- include factual material, such as biographies or technical articles, rather than creative works such as fiction writing, poetry, or music; and
- reuse published works that have already been shared, rather than unpublished works, which have not yet been shared.
Using someone else’s artistic work, such as Mannie García’s photograph, is less likely to be considered fair use. Copyright law was created to protect authors and artists so that they would create more. Mannie García’s photograph was his own creative expression, another reason why the judge determined that Fairey’s derivative poster was not fair use.
Amount and substantiality
This factor considers the amount of the original work you are reusing, and how substantial that portion is. Fair use supports the use of a small or less important portion of a work. Specifically, fair use favors uses that include:
- only a part, not all of the original work, or
- a nonessential piece of the original work, rather than the “most important” or “best” piece.
Fairey’s poster used nearly all of Mannie García’s photo. While the poster omits the flag in the background of García’s photo, the most substantial part, Barack Obama’s face, was included in its entirety. This does not support the argument that his poster was fair use.
Effect upon the work’s value
This factor considers whether your use could impact the sale and perception of the original work. Fair use favors uses that:
- do not negatively impact the market for the original work, such as how scanning a workbook replaces the need to buy the original workbook, and
- are not easily mistaken as the original work, and do not otherwise overshadow or replace the original.
The photograph in this example was Mannie García’s original creation. However, Shepard Fairey’s derivative work became so famous that most people would never know the poster was based on someone else’s work. In other words, you could say that Mannie García’s photograph and creative vision were devalued.

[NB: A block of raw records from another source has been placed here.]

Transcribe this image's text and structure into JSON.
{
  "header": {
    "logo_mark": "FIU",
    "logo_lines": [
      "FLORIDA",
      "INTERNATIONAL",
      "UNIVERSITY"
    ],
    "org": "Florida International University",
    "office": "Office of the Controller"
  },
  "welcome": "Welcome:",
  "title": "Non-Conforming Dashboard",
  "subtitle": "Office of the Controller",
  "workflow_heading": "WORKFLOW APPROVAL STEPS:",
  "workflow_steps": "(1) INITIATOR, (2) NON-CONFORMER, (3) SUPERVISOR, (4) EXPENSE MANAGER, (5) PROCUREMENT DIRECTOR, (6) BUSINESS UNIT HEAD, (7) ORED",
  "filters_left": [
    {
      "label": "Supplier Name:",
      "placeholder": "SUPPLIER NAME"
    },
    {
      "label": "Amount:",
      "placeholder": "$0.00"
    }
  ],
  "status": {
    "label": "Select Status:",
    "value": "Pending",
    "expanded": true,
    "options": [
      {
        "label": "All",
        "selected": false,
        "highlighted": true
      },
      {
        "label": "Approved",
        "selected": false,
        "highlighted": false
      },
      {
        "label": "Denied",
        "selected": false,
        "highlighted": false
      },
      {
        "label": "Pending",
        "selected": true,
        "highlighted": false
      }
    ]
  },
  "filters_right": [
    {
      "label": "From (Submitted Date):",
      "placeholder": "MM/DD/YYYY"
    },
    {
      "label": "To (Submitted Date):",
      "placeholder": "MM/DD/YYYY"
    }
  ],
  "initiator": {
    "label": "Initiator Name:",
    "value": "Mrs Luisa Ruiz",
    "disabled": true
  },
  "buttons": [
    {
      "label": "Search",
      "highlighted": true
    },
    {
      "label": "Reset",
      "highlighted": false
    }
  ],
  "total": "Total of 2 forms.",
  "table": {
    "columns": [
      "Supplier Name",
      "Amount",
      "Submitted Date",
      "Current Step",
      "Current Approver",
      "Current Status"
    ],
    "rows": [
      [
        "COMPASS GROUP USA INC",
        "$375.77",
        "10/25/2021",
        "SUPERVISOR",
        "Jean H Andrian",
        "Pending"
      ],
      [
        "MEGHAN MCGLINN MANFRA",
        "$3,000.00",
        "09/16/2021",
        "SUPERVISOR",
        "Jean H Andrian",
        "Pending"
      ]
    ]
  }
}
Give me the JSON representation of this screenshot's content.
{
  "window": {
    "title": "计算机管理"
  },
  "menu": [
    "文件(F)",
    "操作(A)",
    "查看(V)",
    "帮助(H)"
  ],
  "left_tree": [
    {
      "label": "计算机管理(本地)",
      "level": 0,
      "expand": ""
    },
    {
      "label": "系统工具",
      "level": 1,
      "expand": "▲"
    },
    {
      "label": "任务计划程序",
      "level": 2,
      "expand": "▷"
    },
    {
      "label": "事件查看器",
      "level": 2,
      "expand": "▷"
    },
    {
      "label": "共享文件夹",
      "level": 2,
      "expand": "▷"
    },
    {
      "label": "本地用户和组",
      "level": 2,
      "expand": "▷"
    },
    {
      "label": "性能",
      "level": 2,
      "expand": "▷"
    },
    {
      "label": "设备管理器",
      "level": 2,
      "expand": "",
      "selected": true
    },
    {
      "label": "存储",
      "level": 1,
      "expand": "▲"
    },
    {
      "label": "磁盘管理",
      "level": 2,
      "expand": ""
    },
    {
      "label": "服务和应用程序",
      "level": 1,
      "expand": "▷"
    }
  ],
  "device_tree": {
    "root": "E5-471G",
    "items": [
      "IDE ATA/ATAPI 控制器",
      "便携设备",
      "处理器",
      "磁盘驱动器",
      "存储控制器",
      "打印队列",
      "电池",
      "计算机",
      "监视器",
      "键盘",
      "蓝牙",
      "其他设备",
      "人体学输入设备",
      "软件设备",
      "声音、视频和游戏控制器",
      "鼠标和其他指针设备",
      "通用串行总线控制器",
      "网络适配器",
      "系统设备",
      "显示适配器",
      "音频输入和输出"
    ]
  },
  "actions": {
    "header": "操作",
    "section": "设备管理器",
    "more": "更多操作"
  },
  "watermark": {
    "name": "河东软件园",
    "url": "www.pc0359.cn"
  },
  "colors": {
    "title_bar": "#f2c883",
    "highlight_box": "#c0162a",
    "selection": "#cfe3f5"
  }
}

As we’ve seen in this example, fair use is determined by considering not one or two but all four factors. One common misconception is that everything is fair use if the material is used for an educational purpose. That’s an oversimplification. The four key factors for determining fair use should all be considered together.